Voting rights and election administration are receiving public attention at levels not seen since the Civil Rights Movement. In just the past few years, our Nation has seen a massive wave of new state laws making it harder to vote, a series of court decisions adjudicating the legality of these laws, the Supreme Court’s devastating Shelby County decision, the introduction of legislation to amend the Voting Rights Act and sweeping recommendations by the Presidential Commission on Election Administration to improve how we run and manage elections. What is the status of our ability to protect against voter suppression a year after Shelby County? What new or different tools are being used in the wake of the Supreme Court’s decision? Do we need new legal protections against voter suppression and voting discrimination? Should restrictive voting laws be examined through a race-conscious framework, a party-conscious framework, or both?
Gilda Daniels, Associate Professor, University of Baltimore School of Law
Dale Ho, Director, ACLU Voting Rights Project
Samuel Issacharoff, Reiss Professor of Constitutional Law, New York University School of Law

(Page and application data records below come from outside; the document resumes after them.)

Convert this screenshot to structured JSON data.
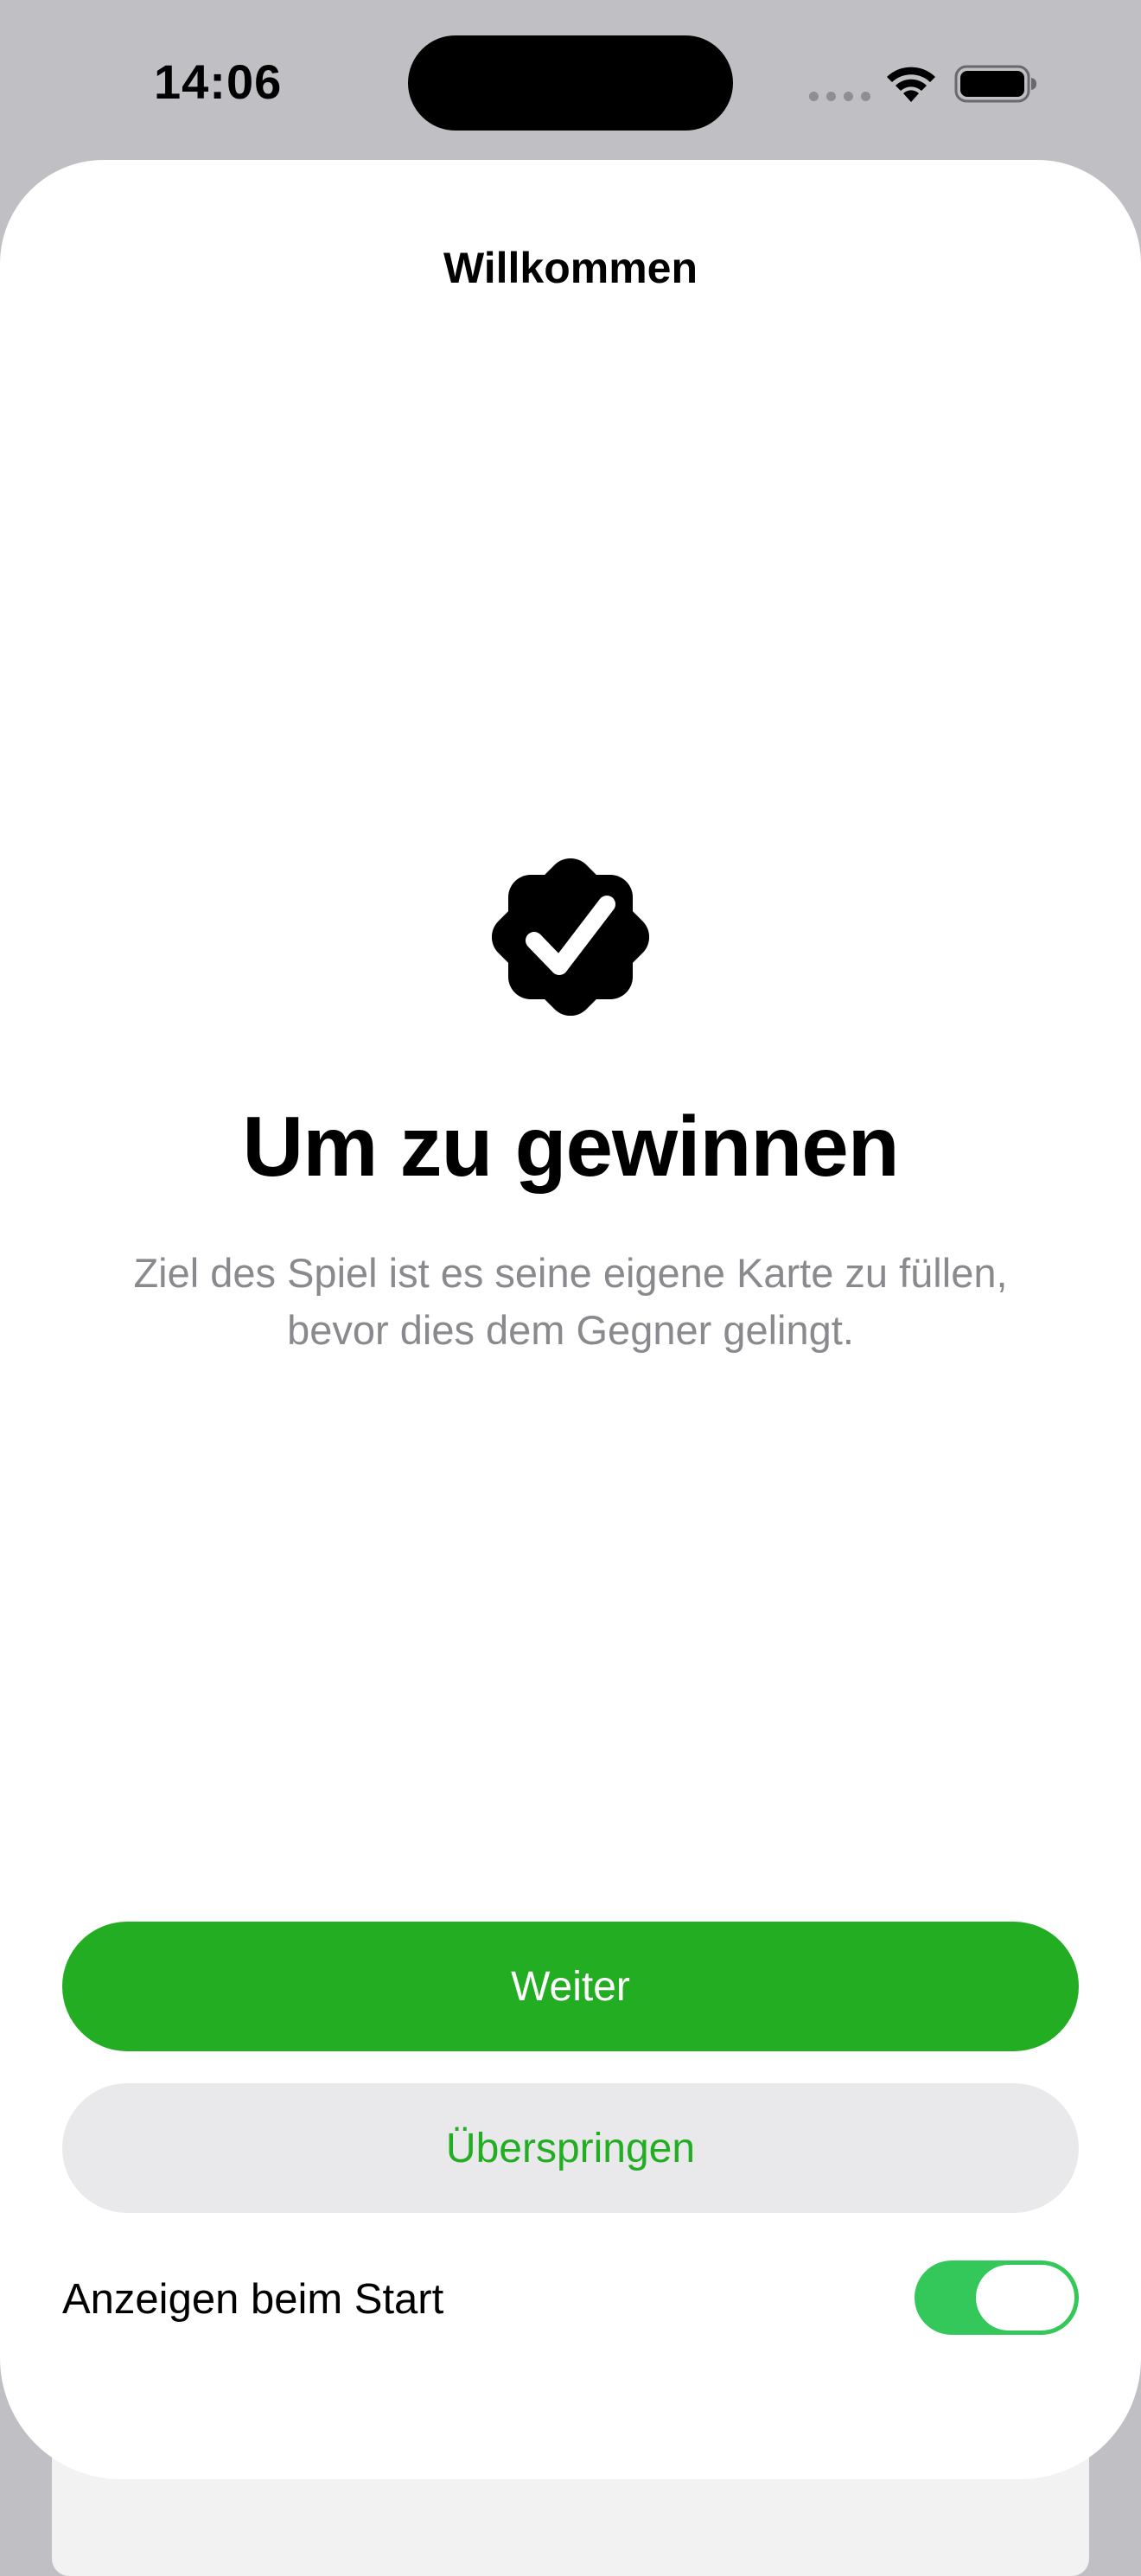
{
  "status_bar": {
    "time": "14:06"
  },
  "sheet": {
    "title": "Willkommen",
    "icon": "checkmark-seal-icon",
    "headline": "Um zu gewinnen",
    "description": "Ziel des Spiel ist es seine eigene Karte zu füllen, bevor dies dem Gegner gelingt.",
    "primary_button": "Weiter",
    "secondary_button": "Überspringen",
    "toggle": {
      "label": "Anzeigen beim Start",
      "on": true
    }
  },
  "colors": {
    "accent": "#22AD22",
    "toggle_on": "#34C759",
    "secondary_button_bg": "#E9E9EB",
    "description_text": "#8A8A8E"
  }
}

Arturo Vargas, Executive Director, National Association of Latino Elected and Appointed Officials (NALEO)
Wendy R. Weiser, Director, Democracy Program, Brennan Center for Justice at New York University School of Law